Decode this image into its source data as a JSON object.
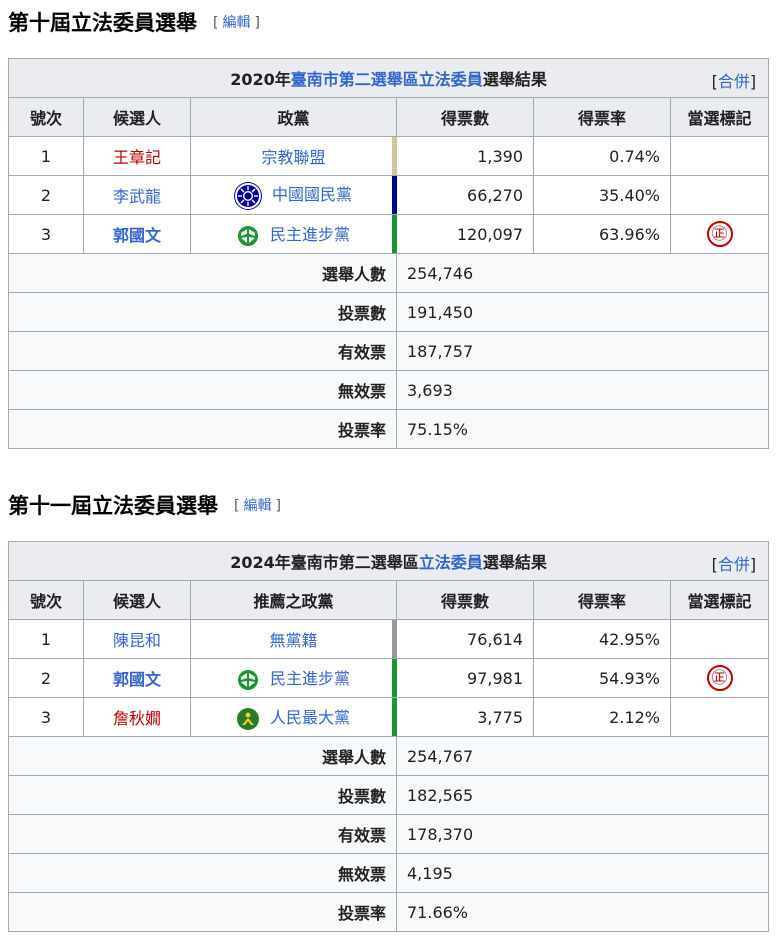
{
  "edit_label": "編輯",
  "merge_label": "合併",
  "columns_a": [
    "號次",
    "候選人",
    "政黨",
    "得票數",
    "得票率",
    "當選標記"
  ],
  "columns_b": [
    "號次",
    "候選人",
    "推薦之政黨",
    "得票數",
    "得票率",
    "當選標記"
  ],
  "elected_symbol": "㊣",
  "section1": {
    "heading": "第十屆立法委員選舉",
    "caption_year": "2020年",
    "caption_link": "臺南市第二選舉區立法委員",
    "caption_tail": "選舉結果",
    "rows": [
      {
        "no": "1",
        "name": "王章記",
        "party": "宗教聯盟",
        "votes": "1,390",
        "pct": "0.74%",
        "bar": "#d4c5a0"
      },
      {
        "no": "2",
        "name": "李武龍",
        "party": "中國國民黨",
        "votes": "66,270",
        "pct": "35.40%",
        "bar": "#000095"
      },
      {
        "no": "3",
        "name": "郭國文",
        "party": "民主進步黨",
        "votes": "120,097",
        "pct": "63.96%",
        "bar": "#1b9431"
      }
    ],
    "summary": [
      {
        "label": "選舉人數",
        "value": "254,746"
      },
      {
        "label": "投票數",
        "value": "191,450"
      },
      {
        "label": "有效票",
        "value": "187,757"
      },
      {
        "label": "無效票",
        "value": "3,693"
      },
      {
        "label": "投票率",
        "value": "75.15%"
      }
    ]
  },
  "section2": {
    "heading": "第十一屆立法委員選舉",
    "caption_year": "2024年臺南市第二選舉區",
    "caption_link": "立法委員",
    "caption_tail": "選舉結果",
    "rows": [
      {
        "no": "1",
        "name": "陳昆和",
        "party": "無黨籍",
        "votes": "76,614",
        "pct": "42.95%",
        "bar": "#999999"
      },
      {
        "no": "2",
        "name": "郭國文",
        "party": "民主進步黨",
        "votes": "97,981",
        "pct": "54.93%",
        "bar": "#1b9431"
      },
      {
        "no": "3",
        "name": "詹秋嫺",
        "party": "人民最大黨",
        "votes": "3,775",
        "pct": "2.12%",
        "bar": "#1b9431"
      }
    ],
    "summary": [
      {
        "label": "選舉人數",
        "value": "254,767"
      },
      {
        "label": "投票數",
        "value": "182,565"
      },
      {
        "label": "有效票",
        "value": "178,370"
      },
      {
        "label": "無效票",
        "value": "4,195"
      },
      {
        "label": "投票率",
        "value": "71.66%"
      }
    ]
  }
}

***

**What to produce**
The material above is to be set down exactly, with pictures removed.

**Answer to this exercise**
Decode this image into its source data as a JSON object.
{
  "edit_label": "編輯",
  "merge_label": "合併",
  "columns_a": [
    "號次",
    "候選人",
    "政黨",
    "得票數",
    "得票率",
    "當選標記"
  ],
  "columns_b": [
    "號次",
    "候選人",
    "推薦之政黨",
    "得票數",
    "得票率",
    "當選標記"
  ],
  "elected_symbol": "㊣",
  "section1": {
    "heading": "第十屆立法委員選舉",
    "caption_year": "2020年",
    "caption_link": "臺南市第二選舉區立法委員",
    "caption_tail": "選舉結果",
    "rows": [
      {
        "no": "1",
        "name": "王章記",
        "party": "宗教聯盟",
        "votes": "1,390",
        "pct": "0.74%",
        "bar": "#d4c5a0"
      },
      {
        "no": "2",
        "name": "李武龍",
        "party": "中國國民黨",
        "votes": "66,270",
        "pct": "35.40%",
        "bar": "#000095"
      },
      {
        "no": "3",
        "name": "郭國文",
        "party": "民主進步黨",
        "votes": "120,097",
        "pct": "63.96%",
        "bar": "#1b9431"
      }
    ],
    "summary": [
      {
        "label": "選舉人數",
        "value": "254,746"
      },
      {
        "label": "投票數",
        "value": "191,450"
      },
      {
        "label": "有效票",
        "value": "187,757"
      },
      {
        "label": "無效票",
        "value": "3,693"
      },
      {
        "label": "投票率",
        "value": "75.15%"
      }
    ]
  },
  "section2": {
    "heading": "第十一屆立法委員選舉",
    "caption_year": "2024年臺南市第二選舉區",
    "caption_link": "立法委員",
    "caption_tail": "選舉結果",
    "rows": [
      {
        "no": "1",
        "name": "陳昆和",
        "party": "無黨籍",
        "votes": "76,614",
        "pct": "42.95%",
        "bar": "#999999"
      },
      {
        "no": "2",
        "name": "郭國文",
        "party": "民主進步黨",
        "votes": "97,981",
        "pct": "54.93%",
        "bar": "#1b9431"
      },
      {
        "no": "3",
        "name": "詹秋嫺",
        "party": "人民最大黨",
        "votes": "3,775",
        "pct": "2.12%",
        "bar": "#1b9431"
      }
    ],
    "summary": [
      {
        "label": "選舉人數",
        "value": "254,767"
      },
      {
        "label": "投票數",
        "value": "182,565"
      },
      {
        "label": "有效票",
        "value": "178,370"
      },
      {
        "label": "無效票",
        "value": "4,195"
      },
      {
        "label": "投票率",
        "value": "71.66%"
      }
    ]
  }
}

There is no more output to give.